DATA:
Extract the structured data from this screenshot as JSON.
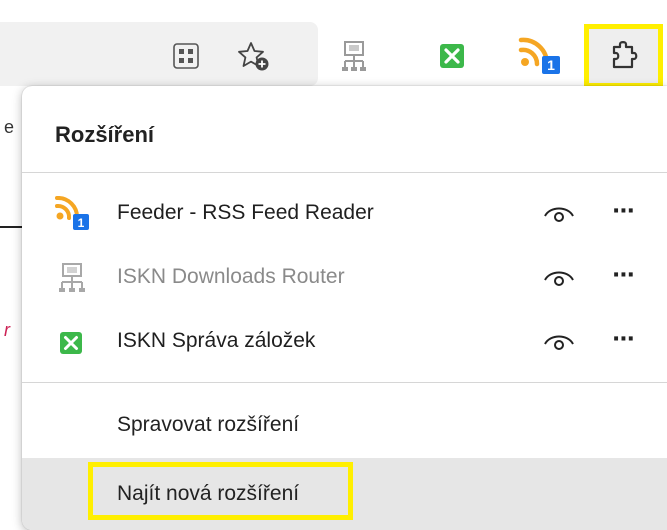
{
  "popup": {
    "title": "Rozšíření",
    "extensions": [
      {
        "name": "Feeder - RSS Feed Reader",
        "icon": "rss-feed-icon",
        "badge": "1",
        "dimmed": false
      },
      {
        "name": "ISKN Downloads Router",
        "icon": "downloads-router-icon",
        "dimmed": true
      },
      {
        "name": "ISKN Správa záložek",
        "icon": "bookmark-manager-icon",
        "dimmed": false
      }
    ],
    "more_glyph": "⋯",
    "manage_label": "Spravovat rozšíření",
    "find_label": "Najít nová rozšíření"
  },
  "toolbar": {
    "feeder_badge": "1",
    "icons": [
      "app-grid-icon",
      "add-favorite-icon",
      "downloads-router-icon",
      "bookmark-manager-icon",
      "rss-feed-icon",
      "extensions-puzzle-icon"
    ]
  },
  "background": {
    "letter_e": "e",
    "letter_r": "r"
  },
  "colors": {
    "highlight": "#ffef00",
    "rss_orange": "#f5a623",
    "badge_blue": "#1a73e8",
    "bookmark_green": "#3cb84a"
  }
}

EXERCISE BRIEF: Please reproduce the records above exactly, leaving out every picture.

RESPONSE:
Extract the structured data from this screenshot as JSON.
{
  "popup": {
    "title": "Rozšíření",
    "extensions": [
      {
        "name": "Feeder - RSS Feed Reader",
        "icon": "rss-feed-icon",
        "badge": "1",
        "dimmed": false
      },
      {
        "name": "ISKN Downloads Router",
        "icon": "downloads-router-icon",
        "dimmed": true
      },
      {
        "name": "ISKN Správa záložek",
        "icon": "bookmark-manager-icon",
        "dimmed": false
      }
    ],
    "more_glyph": "⋯",
    "manage_label": "Spravovat rozšíření",
    "find_label": "Najít nová rozšíření"
  },
  "toolbar": {
    "feeder_badge": "1",
    "icons": [
      "app-grid-icon",
      "add-favorite-icon",
      "downloads-router-icon",
      "bookmark-manager-icon",
      "rss-feed-icon",
      "extensions-puzzle-icon"
    ]
  },
  "background": {
    "letter_e": "e",
    "letter_r": "r"
  },
  "colors": {
    "highlight": "#ffef00",
    "rss_orange": "#f5a623",
    "badge_blue": "#1a73e8",
    "bookmark_green": "#3cb84a"
  }
}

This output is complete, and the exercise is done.